**Items from an interface collection**:
··········
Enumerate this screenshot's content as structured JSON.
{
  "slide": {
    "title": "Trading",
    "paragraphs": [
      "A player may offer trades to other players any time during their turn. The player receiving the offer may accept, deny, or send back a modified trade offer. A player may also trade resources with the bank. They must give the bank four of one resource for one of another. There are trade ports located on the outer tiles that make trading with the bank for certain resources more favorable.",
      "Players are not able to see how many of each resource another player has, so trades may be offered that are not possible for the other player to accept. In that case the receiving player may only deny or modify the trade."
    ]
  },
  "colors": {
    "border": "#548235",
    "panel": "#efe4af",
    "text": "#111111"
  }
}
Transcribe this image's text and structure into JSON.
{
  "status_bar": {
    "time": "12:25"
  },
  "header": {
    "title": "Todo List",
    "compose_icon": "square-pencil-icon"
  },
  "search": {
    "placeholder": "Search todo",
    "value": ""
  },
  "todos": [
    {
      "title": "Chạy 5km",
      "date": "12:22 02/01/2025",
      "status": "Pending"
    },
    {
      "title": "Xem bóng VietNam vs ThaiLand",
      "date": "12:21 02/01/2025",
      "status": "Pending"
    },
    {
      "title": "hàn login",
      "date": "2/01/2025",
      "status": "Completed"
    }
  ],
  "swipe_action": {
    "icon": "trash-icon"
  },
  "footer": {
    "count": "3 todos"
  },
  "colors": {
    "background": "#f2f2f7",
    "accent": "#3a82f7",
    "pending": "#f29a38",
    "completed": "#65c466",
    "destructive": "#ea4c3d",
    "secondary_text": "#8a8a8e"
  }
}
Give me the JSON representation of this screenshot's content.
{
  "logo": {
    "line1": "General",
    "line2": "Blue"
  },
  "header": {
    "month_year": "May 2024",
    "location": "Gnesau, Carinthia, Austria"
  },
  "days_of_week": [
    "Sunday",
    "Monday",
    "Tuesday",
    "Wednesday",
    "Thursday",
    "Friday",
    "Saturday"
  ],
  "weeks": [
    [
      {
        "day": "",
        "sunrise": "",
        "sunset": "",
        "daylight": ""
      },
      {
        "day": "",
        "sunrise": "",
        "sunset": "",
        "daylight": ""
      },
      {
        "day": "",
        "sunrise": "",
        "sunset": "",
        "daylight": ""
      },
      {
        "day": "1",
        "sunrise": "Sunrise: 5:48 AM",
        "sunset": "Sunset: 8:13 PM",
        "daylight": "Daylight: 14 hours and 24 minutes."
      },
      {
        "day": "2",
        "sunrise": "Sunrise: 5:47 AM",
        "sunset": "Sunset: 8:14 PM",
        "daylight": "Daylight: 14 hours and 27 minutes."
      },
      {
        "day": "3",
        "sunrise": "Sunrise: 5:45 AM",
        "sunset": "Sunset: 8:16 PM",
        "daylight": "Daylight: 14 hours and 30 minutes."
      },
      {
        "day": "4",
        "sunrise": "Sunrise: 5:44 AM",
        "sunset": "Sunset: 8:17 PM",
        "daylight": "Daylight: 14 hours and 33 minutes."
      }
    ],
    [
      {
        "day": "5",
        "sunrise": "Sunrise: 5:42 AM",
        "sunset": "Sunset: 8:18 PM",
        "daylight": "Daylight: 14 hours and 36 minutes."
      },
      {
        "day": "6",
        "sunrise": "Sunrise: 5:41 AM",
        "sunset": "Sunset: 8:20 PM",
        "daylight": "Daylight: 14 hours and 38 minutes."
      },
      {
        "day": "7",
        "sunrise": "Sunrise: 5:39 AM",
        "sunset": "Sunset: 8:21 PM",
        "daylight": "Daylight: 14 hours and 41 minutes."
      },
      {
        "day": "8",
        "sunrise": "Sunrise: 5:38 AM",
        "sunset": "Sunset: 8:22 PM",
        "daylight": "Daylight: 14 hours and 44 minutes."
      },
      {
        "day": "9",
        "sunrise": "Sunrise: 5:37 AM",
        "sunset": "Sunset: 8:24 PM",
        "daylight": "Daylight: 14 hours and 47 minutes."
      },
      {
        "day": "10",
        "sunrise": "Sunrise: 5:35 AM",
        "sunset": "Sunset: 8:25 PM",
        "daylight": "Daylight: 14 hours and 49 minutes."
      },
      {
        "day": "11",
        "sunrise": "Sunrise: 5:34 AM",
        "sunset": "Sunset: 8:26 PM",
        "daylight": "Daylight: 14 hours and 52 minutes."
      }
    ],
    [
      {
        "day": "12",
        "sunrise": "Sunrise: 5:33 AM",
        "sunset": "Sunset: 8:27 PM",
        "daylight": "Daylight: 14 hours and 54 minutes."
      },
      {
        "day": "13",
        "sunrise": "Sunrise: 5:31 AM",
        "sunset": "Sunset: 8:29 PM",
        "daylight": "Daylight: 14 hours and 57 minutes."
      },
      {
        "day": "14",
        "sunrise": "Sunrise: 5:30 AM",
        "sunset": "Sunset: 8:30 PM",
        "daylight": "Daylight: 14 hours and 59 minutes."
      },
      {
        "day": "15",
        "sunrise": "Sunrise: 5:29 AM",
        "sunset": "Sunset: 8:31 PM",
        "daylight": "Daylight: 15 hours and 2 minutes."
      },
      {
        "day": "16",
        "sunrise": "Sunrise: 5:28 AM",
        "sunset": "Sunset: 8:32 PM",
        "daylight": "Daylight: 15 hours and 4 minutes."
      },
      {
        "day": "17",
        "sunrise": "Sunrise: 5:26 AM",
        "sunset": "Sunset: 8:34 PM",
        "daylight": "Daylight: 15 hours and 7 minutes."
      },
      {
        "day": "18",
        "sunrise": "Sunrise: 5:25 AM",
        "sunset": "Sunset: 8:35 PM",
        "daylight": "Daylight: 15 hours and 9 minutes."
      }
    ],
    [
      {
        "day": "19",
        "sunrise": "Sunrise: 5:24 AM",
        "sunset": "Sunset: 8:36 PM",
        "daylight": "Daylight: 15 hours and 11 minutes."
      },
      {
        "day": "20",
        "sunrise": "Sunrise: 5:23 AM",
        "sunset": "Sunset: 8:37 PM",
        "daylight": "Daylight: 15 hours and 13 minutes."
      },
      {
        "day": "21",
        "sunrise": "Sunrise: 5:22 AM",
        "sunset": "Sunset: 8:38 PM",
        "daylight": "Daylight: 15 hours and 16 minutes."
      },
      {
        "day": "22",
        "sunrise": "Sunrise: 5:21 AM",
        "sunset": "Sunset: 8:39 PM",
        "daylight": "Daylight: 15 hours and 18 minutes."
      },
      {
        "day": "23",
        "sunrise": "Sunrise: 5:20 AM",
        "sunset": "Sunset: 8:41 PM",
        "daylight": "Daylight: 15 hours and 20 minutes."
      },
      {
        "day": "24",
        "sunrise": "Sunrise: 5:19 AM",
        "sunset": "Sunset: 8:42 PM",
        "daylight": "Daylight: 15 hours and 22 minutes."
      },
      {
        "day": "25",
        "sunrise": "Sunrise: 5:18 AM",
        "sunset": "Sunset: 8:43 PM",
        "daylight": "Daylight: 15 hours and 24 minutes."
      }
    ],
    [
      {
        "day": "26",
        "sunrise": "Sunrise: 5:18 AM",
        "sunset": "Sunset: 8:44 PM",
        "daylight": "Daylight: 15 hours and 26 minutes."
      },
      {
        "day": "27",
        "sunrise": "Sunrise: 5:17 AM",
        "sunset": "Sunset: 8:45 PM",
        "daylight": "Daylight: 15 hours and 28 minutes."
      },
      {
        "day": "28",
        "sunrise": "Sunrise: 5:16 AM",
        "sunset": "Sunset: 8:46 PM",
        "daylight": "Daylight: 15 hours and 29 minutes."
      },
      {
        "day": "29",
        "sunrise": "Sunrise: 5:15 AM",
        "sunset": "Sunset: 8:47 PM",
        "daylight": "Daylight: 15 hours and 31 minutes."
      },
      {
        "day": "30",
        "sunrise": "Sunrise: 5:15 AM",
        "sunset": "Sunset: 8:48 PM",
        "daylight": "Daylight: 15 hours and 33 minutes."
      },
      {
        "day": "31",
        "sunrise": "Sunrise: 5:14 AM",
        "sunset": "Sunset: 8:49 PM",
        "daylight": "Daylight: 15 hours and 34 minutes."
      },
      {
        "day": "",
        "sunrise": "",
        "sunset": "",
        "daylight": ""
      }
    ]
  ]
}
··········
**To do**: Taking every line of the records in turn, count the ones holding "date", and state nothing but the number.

**Written answer**: 3